More importantly, Napoles failed to show any of the exceptional circumstances enumerated in the rules and jurisprudence whereby a review is permitted, namely:
(1) when the conclusion is a finding grounded entirely on speculations, surmises or conjectures;
(2) when the inference made is manifestly absurd, mistaken or impossible;
(3) when there is grave abuse of discretion in the appreciation of facts;
(4) when the judgment is premised on a misapprehension of facts;
(5) when the findings of fact are conflicting;
(6) when the CA, in making its findings, went beyond the issues of the case, and the same are contrary to the admissions of both appellants and appellees;
(7) when the findings of fact of the CA are at variance with those of the trial court, in which case this Court has to review the evidence in order to arrive at the correct findings based on the record;
(8) when the findings of fact are conclusions without citation of specific evidence on which they are based;

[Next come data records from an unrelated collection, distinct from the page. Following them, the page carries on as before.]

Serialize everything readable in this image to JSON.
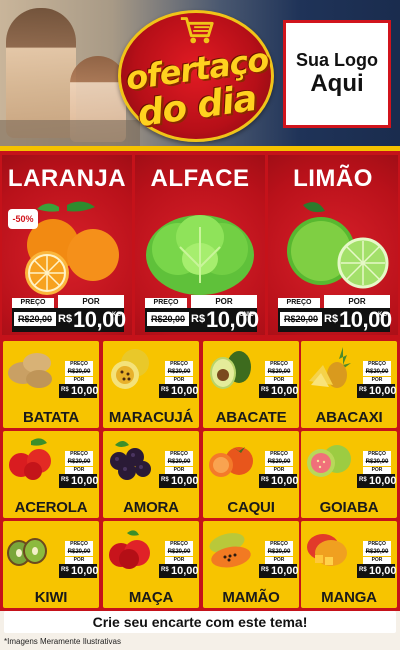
{
  "header": {
    "brand_line1": "ofertaço",
    "brand_line2": "do dia",
    "logo_line1": "Sua Logo",
    "logo_line2": "Aqui"
  },
  "featured": [
    {
      "name": "LARANJA",
      "discount": "-50%",
      "preco_label": "PREÇO",
      "por_label": "POR",
      "old_price": "R$20,00",
      "currency": "R$",
      "price": "10,00",
      "unit": "KG",
      "icon": "orange-icon"
    },
    {
      "name": "ALFACE",
      "discount": "",
      "preco_label": "PREÇO",
      "por_label": "POR",
      "old_price": "R$20,00",
      "currency": "R$",
      "price": "10,00",
      "unit": "UNID",
      "icon": "lettuce-icon"
    },
    {
      "name": "LIMÃO",
      "discount": "",
      "preco_label": "PREÇO",
      "por_label": "POR",
      "old_price": "R$20,00",
      "currency": "R$",
      "price": "10,00",
      "unit": "KG",
      "icon": "lime-icon"
    }
  ],
  "grid": [
    {
      "name": "BATATA",
      "preco_label": "PREÇO",
      "old_price": "R$20,00",
      "por_label": "POR",
      "currency": "R$",
      "price": "10,00",
      "icon": "potato-icon"
    },
    {
      "name": "MARACUJÁ",
      "preco_label": "PREÇO",
      "old_price": "R$20,00",
      "por_label": "POR",
      "currency": "R$",
      "price": "10,00",
      "icon": "passionfruit-icon"
    },
    {
      "name": "ABACATE",
      "preco_label": "PREÇO",
      "old_price": "R$20,00",
      "por_label": "POR",
      "currency": "R$",
      "price": "10,00",
      "icon": "avocado-icon"
    },
    {
      "name": "ABACAXI",
      "preco_label": "PREÇO",
      "old_price": "R$20,00",
      "por_label": "POR",
      "currency": "R$",
      "price": "10,00",
      "icon": "pineapple-icon"
    },
    {
      "name": "ACEROLA",
      "preco_label": "PREÇO",
      "old_price": "R$20,00",
      "por_label": "POR",
      "currency": "R$",
      "price": "10,00",
      "icon": "acerola-icon"
    },
    {
      "name": "AMORA",
      "preco_label": "PREÇO",
      "old_price": "R$20,00",
      "por_label": "POR",
      "currency": "R$",
      "price": "10,00",
      "icon": "blackberry-icon"
    },
    {
      "name": "CAQUI",
      "preco_label": "PREÇO",
      "old_price": "R$20,00",
      "por_label": "POR",
      "currency": "R$",
      "price": "10,00",
      "icon": "persimmon-icon"
    },
    {
      "name": "GOIABA",
      "preco_label": "PREÇO",
      "old_price": "R$20,00",
      "por_label": "POR",
      "currency": "R$",
      "price": "10,00",
      "icon": "guava-icon"
    },
    {
      "name": "KIWI",
      "preco_label": "PREÇO",
      "old_price": "R$20,00",
      "por_label": "POR",
      "currency": "R$",
      "price": "10,00",
      "icon": "kiwi-icon"
    },
    {
      "name": "MAÇA",
      "preco_label": "PREÇO",
      "old_price": "R$20,00",
      "por_label": "POR",
      "currency": "R$",
      "price": "10,00",
      "icon": "apple-icon"
    },
    {
      "name": "MAMÃO",
      "preco_label": "PREÇO",
      "old_price": "R$20,00",
      "por_label": "POR",
      "currency": "R$",
      "price": "10,00",
      "icon": "papaya-icon"
    },
    {
      "name": "MANGA",
      "preco_label": "PREÇO",
      "old_price": "R$20,00",
      "por_label": "POR",
      "currency": "R$",
      "price": "10,00",
      "icon": "mango-icon"
    }
  ],
  "cta": "Crie seu encarte com este tema!",
  "footnote": "*Imagens Meramente Ilustrativas",
  "colors": {
    "red": "#c5121a",
    "yellow": "#f7c400",
    "navy": "#1a2c4e"
  }
}
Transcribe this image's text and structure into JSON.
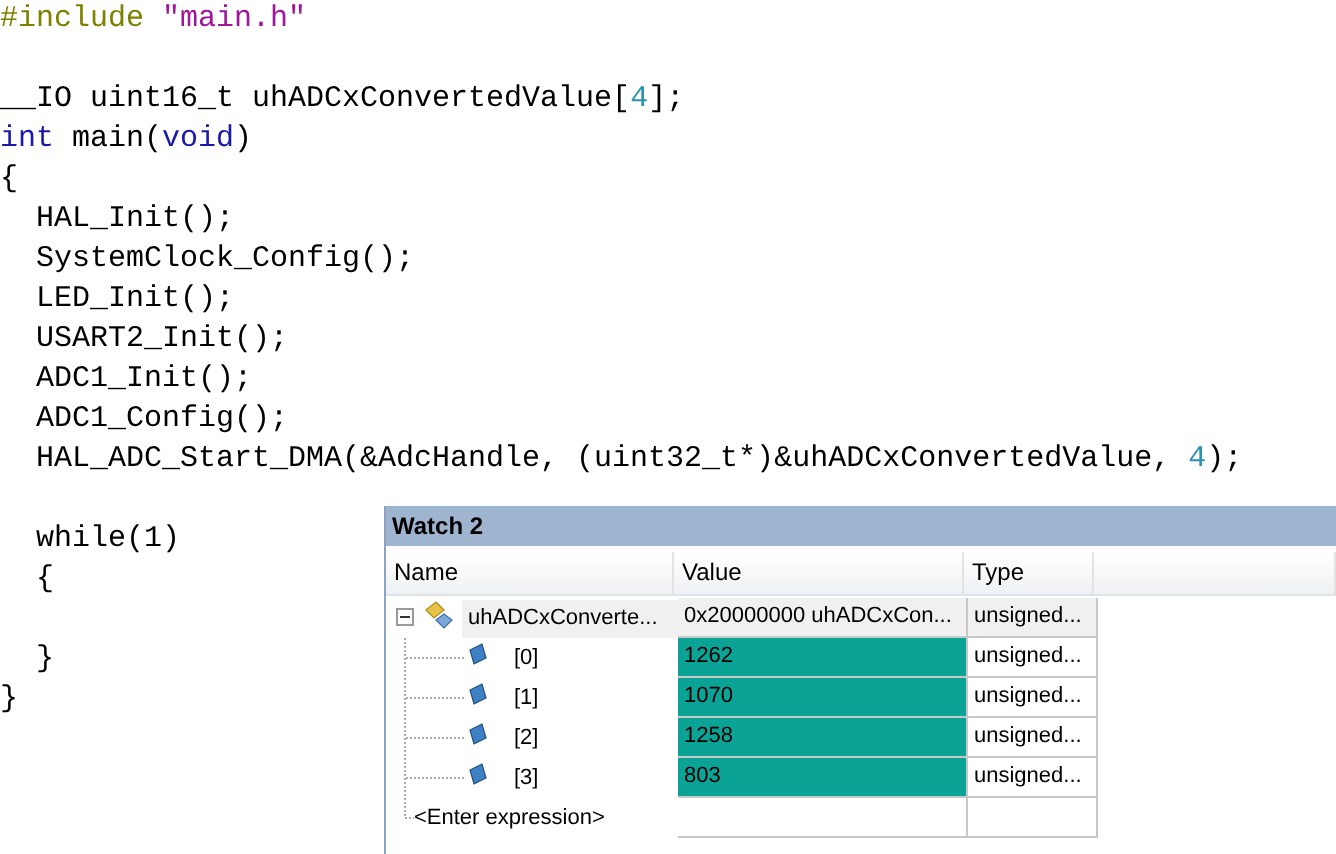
{
  "editor": {
    "lines": [
      [
        {
          "kind": "directive",
          "text": "#include "
        },
        {
          "kind": "string",
          "text": "\"main.h\""
        }
      ],
      {
        "kind": "blank"
      },
      [
        {
          "kind": "plain",
          "text": "__IO uint16_t uhADCxConvertedValue["
        },
        {
          "kind": "number",
          "text": "4"
        },
        {
          "kind": "plain",
          "text": "];"
        }
      ],
      [
        {
          "kind": "keyword",
          "text": "int"
        },
        {
          "kind": "plain",
          "text": " main("
        },
        {
          "kind": "keyword",
          "text": "void"
        },
        {
          "kind": "plain",
          "text": ")"
        }
      ],
      [
        {
          "kind": "plain",
          "text": "{"
        }
      ],
      [
        {
          "kind": "plain",
          "text": "  HAL_Init();"
        }
      ],
      [
        {
          "kind": "plain",
          "text": "  SystemClock_Config();"
        }
      ],
      [
        {
          "kind": "plain",
          "text": "  LED_Init();"
        }
      ],
      [
        {
          "kind": "plain",
          "text": "  USART2_Init();"
        }
      ],
      [
        {
          "kind": "plain",
          "text": "  ADC1_Init();"
        }
      ],
      [
        {
          "kind": "plain",
          "text": "  ADC1_Config();"
        }
      ],
      [
        {
          "kind": "plain",
          "text": "  HAL_ADC_Start_DMA(&AdcHandle, (uint32_t*)&uhADCxConvertedValue, "
        },
        {
          "kind": "number",
          "text": "4"
        },
        {
          "kind": "plain",
          "text": ");"
        }
      ],
      {
        "kind": "blank"
      },
      [
        {
          "kind": "plain",
          "text": "  while(1)"
        }
      ],
      [
        {
          "kind": "plain",
          "text": "  {"
        }
      ],
      {
        "kind": "blank"
      },
      [
        {
          "kind": "plain",
          "text": "  }"
        }
      ],
      [
        {
          "kind": "plain",
          "text": "}"
        }
      ]
    ]
  },
  "watch": {
    "title": "Watch 2",
    "columns": [
      "Name",
      "Value",
      "Type"
    ],
    "rows": [
      {
        "name": "uhADCxConverte...",
        "value": "0x20000000 uhADCxCon...",
        "type": "unsigned...",
        "expanded": true,
        "children": [
          {
            "name": "[0]",
            "value": "1262",
            "type": "unsigned...",
            "changed": true
          },
          {
            "name": "[1]",
            "value": "1070",
            "type": "unsigned...",
            "changed": true
          },
          {
            "name": "[2]",
            "value": "1258",
            "type": "unsigned...",
            "changed": true
          },
          {
            "name": "[3]",
            "value": "803",
            "type": "unsigned...",
            "changed": true
          }
        ]
      }
    ],
    "new_row": {
      "placeholder": "<Enter expression>"
    }
  }
}
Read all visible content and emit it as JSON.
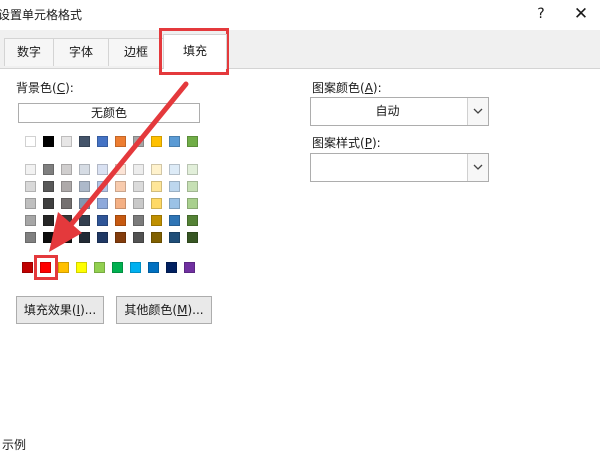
{
  "window": {
    "title": "设置单元格格式",
    "help": "?",
    "close": "✕"
  },
  "tabs": [
    "数字",
    "字体",
    "边框",
    "填充"
  ],
  "active_tab": "填充",
  "background": {
    "label_prefix": "背景色(",
    "label_key": "C",
    "label_suffix": "):",
    "no_color": "无颜色",
    "theme_top_row": [
      "#ffffff",
      "#000000",
      "#e7e6e6",
      "#44546a",
      "#4472c4",
      "#ed7d31",
      "#a5a5a5",
      "#ffc000",
      "#5b9bd5",
      "#70ad47"
    ],
    "theme_shades": [
      [
        "#f2f2f2",
        "#7f7f7f",
        "#d0cece",
        "#d6dce4",
        "#d9e1f2",
        "#fce4d6",
        "#ededed",
        "#fff2cc",
        "#ddebf7",
        "#e2efda"
      ],
      [
        "#d9d9d9",
        "#595959",
        "#aeaaaa",
        "#adb9ca",
        "#b4c6e7",
        "#f8cbad",
        "#dbdbdb",
        "#ffe699",
        "#bdd7ee",
        "#c6e0b4"
      ],
      [
        "#bfbfbf",
        "#404040",
        "#757171",
        "#8497b0",
        "#8ea9db",
        "#f4b084",
        "#c9c9c9",
        "#ffd966",
        "#9bc2e6",
        "#a9d08e"
      ],
      [
        "#a6a6a6",
        "#262626",
        "#3a3838",
        "#333f4f",
        "#2f5597",
        "#c65911",
        "#7b7b7b",
        "#bf8f00",
        "#2f75b5",
        "#548235"
      ],
      [
        "#808080",
        "#0d0d0d",
        "#171616",
        "#222b35",
        "#1f3864",
        "#833c0c",
        "#525252",
        "#806000",
        "#1f4e78",
        "#375623"
      ]
    ],
    "standard_colors": [
      "#c00000",
      "#ff0000",
      "#ffc000",
      "#ffff00",
      "#92d050",
      "#00b050",
      "#00b0f0",
      "#0070c0",
      "#002060",
      "#7030a0"
    ],
    "selected_standard": "#ff0000",
    "fill_effects": {
      "text": "填充效果",
      "key": "I",
      "tail": ")..."
    },
    "more_colors": {
      "text": "其他颜色",
      "key": "M",
      "tail": ")..."
    }
  },
  "pattern_color": {
    "label_prefix": "图案颜色(",
    "label_key": "A",
    "label_suffix": "):",
    "value": "自动"
  },
  "pattern_style": {
    "label_prefix": "图案样式(",
    "label_key": "P",
    "label_suffix": "):",
    "value": ""
  },
  "sample_label": "示例",
  "colors": {
    "annotation": "#e4393c"
  },
  "icons": [
    "help-icon",
    "close-icon",
    "chevron-down-icon"
  ]
}
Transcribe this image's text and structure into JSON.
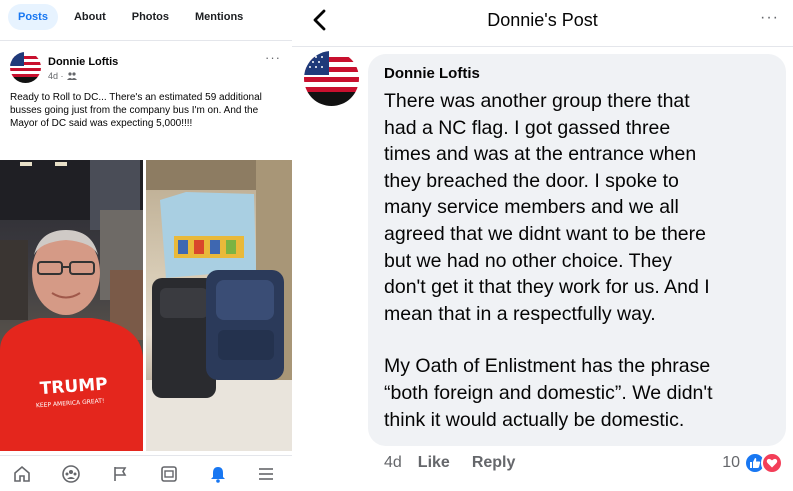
{
  "left": {
    "tabs": [
      "Posts",
      "About",
      "Photos",
      "Mentions"
    ],
    "author": "Donnie Loftis",
    "meta": "4d ·",
    "more": "···",
    "text": "Ready to Roll to DC... There's an estimated 59 additional busses going just from the company bus I'm on. And the Mayor of DC said was expecting 5,000!!!!",
    "shirt_text": "TRUMP",
    "shirt_subtext": "KEEP AMERICA GREAT!",
    "nav_icons": [
      "home-icon",
      "groups-icon",
      "pages-flag-icon",
      "feed-icon",
      "notifications-bell-icon",
      "menu-icon"
    ],
    "colors": {
      "accent": "#1877f2",
      "tab_bg": "#e7f3ff"
    }
  },
  "right": {
    "title": "Donnie's Post",
    "more": "···",
    "comment": {
      "author": "Donnie Loftis",
      "lines_p1": [
        "There was another group there that",
        "had a NC flag. I got gassed three",
        "times and was at the entrance when",
        "they breached the door. I spoke to",
        "many service members and we all",
        "agreed that we didnt want to be there",
        "but we had no other choice. They",
        "don't get it that they work for us. And I",
        "mean that in a respectfully way."
      ],
      "lines_p2": [
        "My Oath of Enlistment has the phrase",
        "“both foreign and domestic”. We didn't",
        "think it would actually be domestic."
      ]
    },
    "actions": {
      "time": "4d",
      "like": "Like",
      "reply": "Reply"
    },
    "reaction_count": "10",
    "colors": {
      "like_blue": "#1877f2",
      "love_red": "#f33e58",
      "bubble_bg": "#f0f2f5"
    }
  }
}
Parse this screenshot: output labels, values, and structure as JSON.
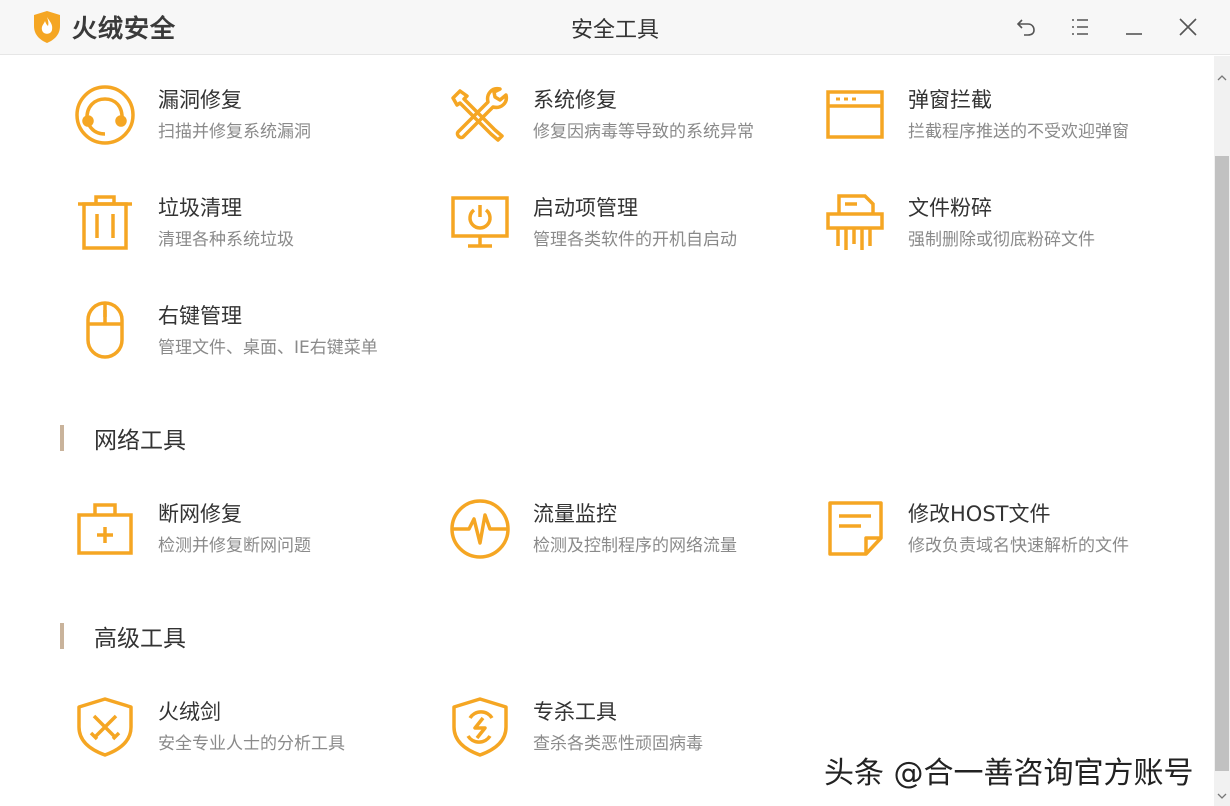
{
  "app": {
    "name": "火绒安全",
    "window_title": "安全工具"
  },
  "controls": {
    "back": "back-arrow-icon",
    "menu": "menu-list-icon",
    "minimize": "minimize-icon",
    "close": "close-icon"
  },
  "colors": {
    "accent": "#f5a623",
    "section_bar": "#c9b39b"
  },
  "system_tools": [
    {
      "name": "漏洞修复",
      "desc": "扫描并修复系统漏洞",
      "icon": "vulnerability-repair-icon"
    },
    {
      "name": "系统修复",
      "desc": "修复因病毒等导致的系统异常",
      "icon": "wrench-screwdriver-icon"
    },
    {
      "name": "弹窗拦截",
      "desc": "拦截程序推送的不受欢迎弹窗",
      "icon": "popup-window-icon"
    },
    {
      "name": "垃圾清理",
      "desc": "清理各种系统垃圾",
      "icon": "trash-can-icon"
    },
    {
      "name": "启动项管理",
      "desc": "管理各类软件的开机自启动",
      "icon": "monitor-power-icon"
    },
    {
      "name": "文件粉碎",
      "desc": "强制删除或彻底粉碎文件",
      "icon": "shredder-icon"
    },
    {
      "name": "右键管理",
      "desc": "管理文件、桌面、IE右键菜单",
      "icon": "mouse-icon"
    }
  ],
  "sections": {
    "network": {
      "title": "网络工具",
      "tools": [
        {
          "name": "断网修复",
          "desc": "检测并修复断网问题",
          "icon": "first-aid-kit-icon"
        },
        {
          "name": "流量监控",
          "desc": "检测及控制程序的网络流量",
          "icon": "pulse-monitor-icon"
        },
        {
          "name": "修改HOST文件",
          "desc": "修改负责域名快速解析的文件",
          "icon": "note-file-icon"
        }
      ]
    },
    "advanced": {
      "title": "高级工具",
      "tools": [
        {
          "name": "火绒剑",
          "desc": "安全专业人士的分析工具",
          "icon": "crossed-swords-shield-icon"
        },
        {
          "name": "专杀工具",
          "desc": "查杀各类恶性顽固病毒",
          "icon": "lightning-shield-icon"
        }
      ]
    }
  },
  "watermark": "头条 @合一善咨询官方账号"
}
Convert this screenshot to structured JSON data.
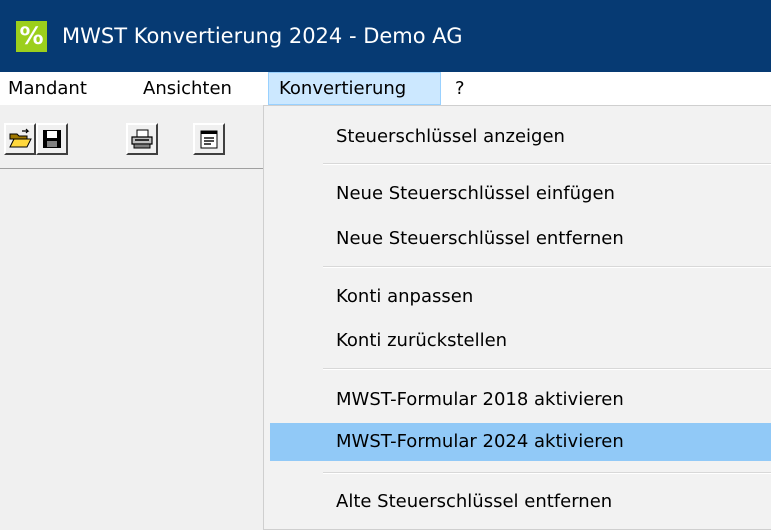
{
  "window": {
    "title": "MWST Konvertierung 2024 - Demo AG",
    "app_icon_glyph": "%",
    "app_icon_name": "percent-icon",
    "accent_color": "#063a73"
  },
  "menubar": {
    "items": [
      {
        "label": "Mandant"
      },
      {
        "label": "Ansichten"
      },
      {
        "label": "Konvertierung",
        "open": true
      },
      {
        "label": "?"
      }
    ]
  },
  "toolbar": {
    "buttons": [
      {
        "icon": "open-folder-icon"
      },
      {
        "icon": "save-icon"
      },
      {
        "icon": "print-icon"
      },
      {
        "icon": "properties-icon"
      }
    ]
  },
  "dropdown": {
    "items": [
      {
        "label": "Steuerschlüssel anzeigen"
      },
      {
        "label": "Neue Steuerschlüssel einfügen"
      },
      {
        "label": "Neue Steuerschlüssel entfernen"
      },
      {
        "label": "Konti anpassen"
      },
      {
        "label": "Konti zurückstellen"
      },
      {
        "label": "MWST-Formular 2018 aktivieren"
      },
      {
        "label": "MWST-Formular 2024 aktivieren",
        "highlighted": true
      },
      {
        "label": "Alte Steuerschlüssel entfernen"
      }
    ],
    "highlight_color": "#91c9f7"
  }
}
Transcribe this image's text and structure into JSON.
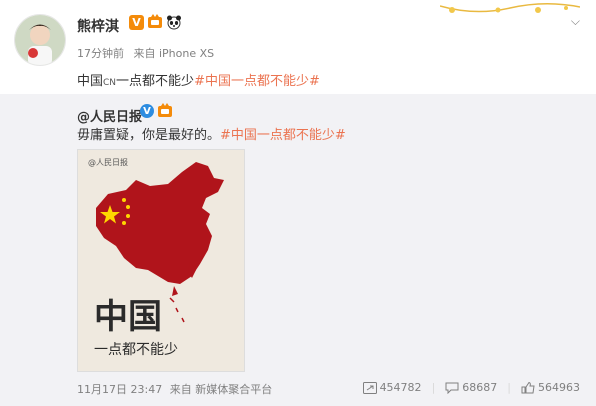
{
  "post": {
    "author": "熊梓淇",
    "time": "17分钟前",
    "source": "来自 iPhone XS",
    "text_before": "中国",
    "text_cn": "CN",
    "text_after": "一点都不能少",
    "topic": "#中国一点都不能少#"
  },
  "repost": {
    "author": "@人民日报",
    "text": "毋庸置疑，你是最好的。",
    "topic": "#中国一点都不能少#",
    "image": {
      "watermark": "@人民日报",
      "big_title": "中国",
      "subtitle": "一点都不能少"
    },
    "footer_time": "11月17日 23:47",
    "footer_source": "来自 新媒体聚合平台",
    "reposts": "454782",
    "comments": "68687",
    "likes": "564963"
  },
  "colors": {
    "topic": "#eb7350",
    "verified_orange": "#f48b0a",
    "verified_blue": "#2d8ce0",
    "map_red": "#b0141b",
    "star_yellow": "#ffd700"
  },
  "icons": [
    "vip-badge-icon",
    "fan-badge-icon",
    "panda-icon",
    "chevron-down-icon",
    "repost-icon",
    "comment-icon",
    "like-icon"
  ]
}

(9) when the facts set forth in the petition as well as in the petitioner’s main and reply briefs are not disputed by respondents;
(10) when the findings of fact of the CA are premised on the supposed absence of evidence and are contradicted by the evidence on record; and
(11) when the trial court has overlooked certain material facts and circumstances which, if taken into account, would alter the result of the case in that they would introduce an element of reasonable doubt entitling the accused to acquittal.